Spring 2017

INAF 355: IMMIGRANTS, REFUGEES & STATE

Taught by Katharine Donato

This course examines the causes and consequences of forced migration, focusing in particular on displacement from conflict and human rights violations. It begins with the history of the concept of 'refuge' and then traces the evolution of the international regime for protecting and assisting refugees and displaced persons. The course then focuses on current examples of displacement in Africa, Latin America, the Middle East, Central and South Asia, and Europe.

INAF 648: International Migration and Development

Taught by Katharine Donato

This seminar is intended for students interested in preparing a research paper on a topic related to international migration.
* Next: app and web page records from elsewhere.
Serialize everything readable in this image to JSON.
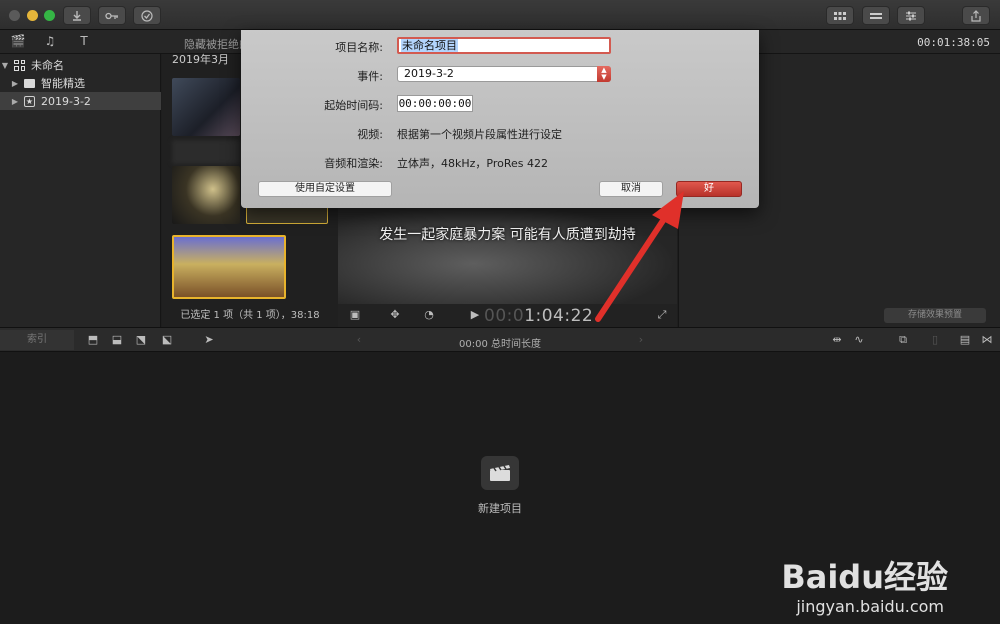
{
  "titlebar": {
    "share_icon": "share-icon"
  },
  "library_bar": {
    "hidden_label": "隐藏被拒绝的",
    "timecode": "00:01:38:05"
  },
  "sidebar": {
    "items": [
      {
        "label": "未命名",
        "icon": "library-grid-icon",
        "expanded": true
      },
      {
        "label": "智能精选",
        "icon": "folder-icon"
      },
      {
        "label": "2019-3-2",
        "icon": "event-star-icon",
        "selected": true
      }
    ]
  },
  "browser": {
    "date_header": "2019年3月",
    "status": "已选定 1 项（共 1 项），38:18"
  },
  "viewer": {
    "subtitle": "发生一起家庭暴力案 可能有人质遭到劫持",
    "timecode_dim": "00:0",
    "timecode_bright": "1:04:22"
  },
  "inspector": {
    "save_preset": "存储效果预置"
  },
  "timeline_bar": {
    "index_label": "索引",
    "center": "00:00 总时间长度"
  },
  "timeline": {
    "new_project": "新建项目"
  },
  "dialog": {
    "project_name_label": "项目名称:",
    "project_name_value": "未命名项目",
    "event_label": "事件:",
    "event_value": "2019-3-2",
    "start_tc_label": "起始时间码:",
    "start_tc_value": "00:00:00:00",
    "video_label": "视频:",
    "video_value": "根据第一个视频片段属性进行设定",
    "audio_label": "音频和渲染:",
    "audio_value": "立体声，48kHz，ProRes 422",
    "custom_button": "使用自定设置",
    "cancel_button": "取消",
    "ok_button": "好"
  },
  "watermark": {
    "brand": "Baidu经验",
    "url": "jingyan.baidu.com"
  },
  "colors": {
    "accent_red": "#c2392f",
    "arrow_red": "#e0302a"
  }
}
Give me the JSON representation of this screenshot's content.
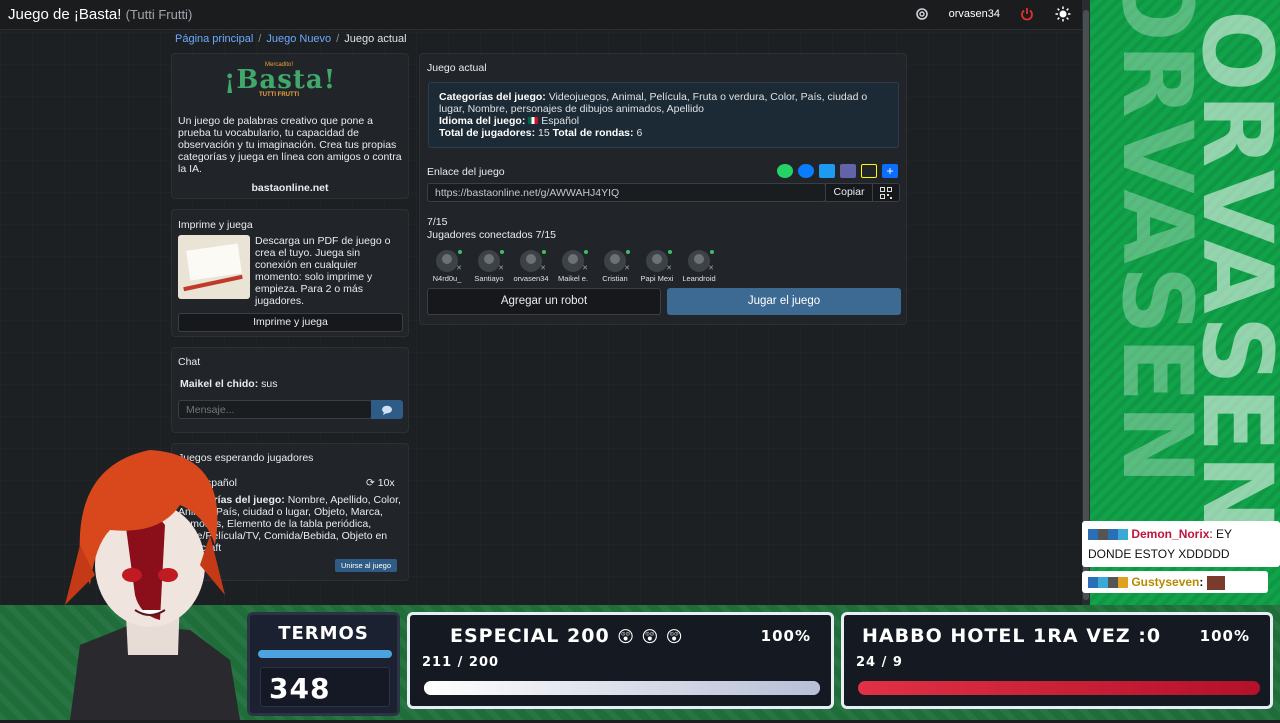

The course will focus on trends in international migration, including future economic, social, demographic, political, and other factors that will influence population movements; the elements of a normative and legal framework on which coherent migration policies could be based; the relationship between international migration and such issues as economic development, economic growth and competitiveness, poverty alleviation, trade, national and international security, social support systems, human rights, transnational organized crime, and public health; and institutional arrangements that will enhance international cooperation to promote safe and orderly migration.